No really! It IS getting hot in Seattle – and not just from of all of the amazing development projects we are working on at IdentityMine. The thermometer is climbing up to hit an expected high of 95 degrees today which rarely happens. For years, every time we’ve had a major meteorological swing I’ve tossed out that question that always seems to elicit such interesting dinner conversation and variety of answers. . . who gets paid more? Meteorologists in Seattle or those in other, more predictable areas of the country?

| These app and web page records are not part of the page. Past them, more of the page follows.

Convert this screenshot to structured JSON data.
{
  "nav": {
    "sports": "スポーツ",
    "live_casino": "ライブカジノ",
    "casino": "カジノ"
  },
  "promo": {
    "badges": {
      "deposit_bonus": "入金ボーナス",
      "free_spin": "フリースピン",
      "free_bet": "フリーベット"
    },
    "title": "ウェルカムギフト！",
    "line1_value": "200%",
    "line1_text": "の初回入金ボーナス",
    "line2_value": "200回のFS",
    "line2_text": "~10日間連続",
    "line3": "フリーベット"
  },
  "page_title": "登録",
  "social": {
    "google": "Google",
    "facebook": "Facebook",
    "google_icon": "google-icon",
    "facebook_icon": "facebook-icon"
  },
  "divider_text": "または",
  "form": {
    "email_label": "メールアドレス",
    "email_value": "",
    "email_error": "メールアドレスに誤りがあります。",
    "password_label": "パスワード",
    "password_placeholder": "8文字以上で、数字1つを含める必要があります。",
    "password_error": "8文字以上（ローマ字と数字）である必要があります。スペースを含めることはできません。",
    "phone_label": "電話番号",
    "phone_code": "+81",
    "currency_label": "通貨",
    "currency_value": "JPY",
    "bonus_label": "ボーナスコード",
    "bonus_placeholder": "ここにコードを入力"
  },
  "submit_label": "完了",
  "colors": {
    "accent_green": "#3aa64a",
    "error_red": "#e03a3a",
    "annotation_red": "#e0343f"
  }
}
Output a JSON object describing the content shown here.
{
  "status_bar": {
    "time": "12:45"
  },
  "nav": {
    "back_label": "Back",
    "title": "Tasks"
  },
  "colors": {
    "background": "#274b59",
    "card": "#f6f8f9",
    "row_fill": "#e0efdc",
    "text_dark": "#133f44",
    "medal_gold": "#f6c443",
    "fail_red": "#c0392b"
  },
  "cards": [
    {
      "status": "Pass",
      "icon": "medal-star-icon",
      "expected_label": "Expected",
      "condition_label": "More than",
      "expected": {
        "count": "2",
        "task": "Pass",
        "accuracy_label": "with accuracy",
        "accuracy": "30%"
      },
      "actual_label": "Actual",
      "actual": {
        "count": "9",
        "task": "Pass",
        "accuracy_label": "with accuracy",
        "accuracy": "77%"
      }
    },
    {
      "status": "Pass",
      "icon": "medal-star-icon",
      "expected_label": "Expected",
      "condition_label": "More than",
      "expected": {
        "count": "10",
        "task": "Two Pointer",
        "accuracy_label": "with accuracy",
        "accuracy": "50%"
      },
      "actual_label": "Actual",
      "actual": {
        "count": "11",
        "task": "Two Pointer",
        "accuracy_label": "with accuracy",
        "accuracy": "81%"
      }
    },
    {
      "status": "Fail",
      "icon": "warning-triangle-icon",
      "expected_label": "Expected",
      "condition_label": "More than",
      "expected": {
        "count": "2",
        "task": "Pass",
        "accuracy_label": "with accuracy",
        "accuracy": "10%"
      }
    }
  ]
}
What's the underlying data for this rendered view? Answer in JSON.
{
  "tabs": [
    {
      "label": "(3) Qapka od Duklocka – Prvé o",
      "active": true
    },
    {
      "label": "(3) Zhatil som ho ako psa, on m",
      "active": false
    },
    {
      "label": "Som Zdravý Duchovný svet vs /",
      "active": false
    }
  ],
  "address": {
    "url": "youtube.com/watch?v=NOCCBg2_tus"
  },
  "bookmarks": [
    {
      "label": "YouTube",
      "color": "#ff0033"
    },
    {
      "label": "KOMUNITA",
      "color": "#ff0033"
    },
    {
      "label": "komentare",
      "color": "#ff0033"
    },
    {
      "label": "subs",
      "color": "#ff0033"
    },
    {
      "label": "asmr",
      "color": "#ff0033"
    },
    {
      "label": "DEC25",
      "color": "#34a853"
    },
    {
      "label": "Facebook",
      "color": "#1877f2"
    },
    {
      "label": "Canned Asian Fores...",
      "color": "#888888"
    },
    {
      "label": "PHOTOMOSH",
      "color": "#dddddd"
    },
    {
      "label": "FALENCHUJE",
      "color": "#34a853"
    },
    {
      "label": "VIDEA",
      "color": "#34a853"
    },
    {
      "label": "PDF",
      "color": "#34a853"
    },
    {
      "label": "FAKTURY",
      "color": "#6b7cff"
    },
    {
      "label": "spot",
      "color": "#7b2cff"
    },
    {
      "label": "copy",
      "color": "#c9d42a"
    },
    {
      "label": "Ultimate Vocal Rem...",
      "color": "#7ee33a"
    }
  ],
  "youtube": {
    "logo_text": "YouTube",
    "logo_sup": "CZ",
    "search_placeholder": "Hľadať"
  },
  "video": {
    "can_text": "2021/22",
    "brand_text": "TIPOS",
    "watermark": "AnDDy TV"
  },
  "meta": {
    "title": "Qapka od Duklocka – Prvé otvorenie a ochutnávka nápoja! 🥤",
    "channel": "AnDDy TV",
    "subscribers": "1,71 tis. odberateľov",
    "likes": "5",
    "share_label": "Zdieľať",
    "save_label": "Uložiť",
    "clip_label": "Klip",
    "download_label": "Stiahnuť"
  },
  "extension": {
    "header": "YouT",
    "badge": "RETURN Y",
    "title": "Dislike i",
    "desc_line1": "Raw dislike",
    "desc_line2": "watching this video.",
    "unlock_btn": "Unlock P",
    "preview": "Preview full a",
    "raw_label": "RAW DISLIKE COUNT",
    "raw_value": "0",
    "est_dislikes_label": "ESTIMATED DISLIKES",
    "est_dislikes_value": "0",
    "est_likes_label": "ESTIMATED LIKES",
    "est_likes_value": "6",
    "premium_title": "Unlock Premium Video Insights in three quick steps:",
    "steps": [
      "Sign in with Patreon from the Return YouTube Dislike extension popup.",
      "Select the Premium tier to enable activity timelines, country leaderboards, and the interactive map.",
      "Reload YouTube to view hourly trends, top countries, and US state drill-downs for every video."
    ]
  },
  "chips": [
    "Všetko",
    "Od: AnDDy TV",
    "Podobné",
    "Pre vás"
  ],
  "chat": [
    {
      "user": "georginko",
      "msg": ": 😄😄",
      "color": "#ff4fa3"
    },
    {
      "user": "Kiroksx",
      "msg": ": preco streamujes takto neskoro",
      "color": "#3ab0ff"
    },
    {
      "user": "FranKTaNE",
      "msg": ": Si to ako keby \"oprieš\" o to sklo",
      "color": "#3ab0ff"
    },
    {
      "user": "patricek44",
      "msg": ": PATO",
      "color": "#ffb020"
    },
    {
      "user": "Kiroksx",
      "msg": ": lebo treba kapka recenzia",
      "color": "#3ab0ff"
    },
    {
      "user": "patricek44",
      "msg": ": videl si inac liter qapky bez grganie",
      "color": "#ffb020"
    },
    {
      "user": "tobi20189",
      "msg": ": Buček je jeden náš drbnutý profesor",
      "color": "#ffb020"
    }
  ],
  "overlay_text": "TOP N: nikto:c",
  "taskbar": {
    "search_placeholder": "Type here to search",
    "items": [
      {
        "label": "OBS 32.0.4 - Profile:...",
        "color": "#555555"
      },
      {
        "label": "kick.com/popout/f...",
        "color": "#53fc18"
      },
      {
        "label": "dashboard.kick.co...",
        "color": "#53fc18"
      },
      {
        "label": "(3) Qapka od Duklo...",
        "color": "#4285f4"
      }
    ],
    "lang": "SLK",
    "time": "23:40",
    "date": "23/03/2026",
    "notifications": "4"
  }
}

If you’ve never been to Seattle, locals will tell you that getting an accurate weather prediction more than 48 hours out seems to be about 60% successful and 24 hours out improves it to maybe 80%. Most other places in the country, particularly in the Midwest, have more than a week’s of notice of what impending weather conditions look like. My theories ranged from Seattle meteorologists could be paid more because they have to deal with a lot of criticism and frustration for the higher level of inaccuracy. On the other hand, I could see other area meteorologists being paid more because they had to be more entertaining and engaging to keep audiences tuned in when nothing changes day after day.
So I decided to finally come up with some hard numbers to answer the question. Doing what any trusty Internet user does, I Googled it and found an excellent site http://meteorologistsalary.net/ and discovered that Seattle does pay the most--$128k versus a national average of $66k. Way to go guys (and gals)! Here’s a little chart outlining a few major markets and salaries with cost of living adjustments to keep everything fair and square.
LA stands out sitting so low on the pay scale. My unscientific guess is that LA salaries are lower due to the plethora of talent hoping to find their way into the spotlight, but who knows. Does any of this surprise you? Have any thoughts as to the pay differences? Do tell!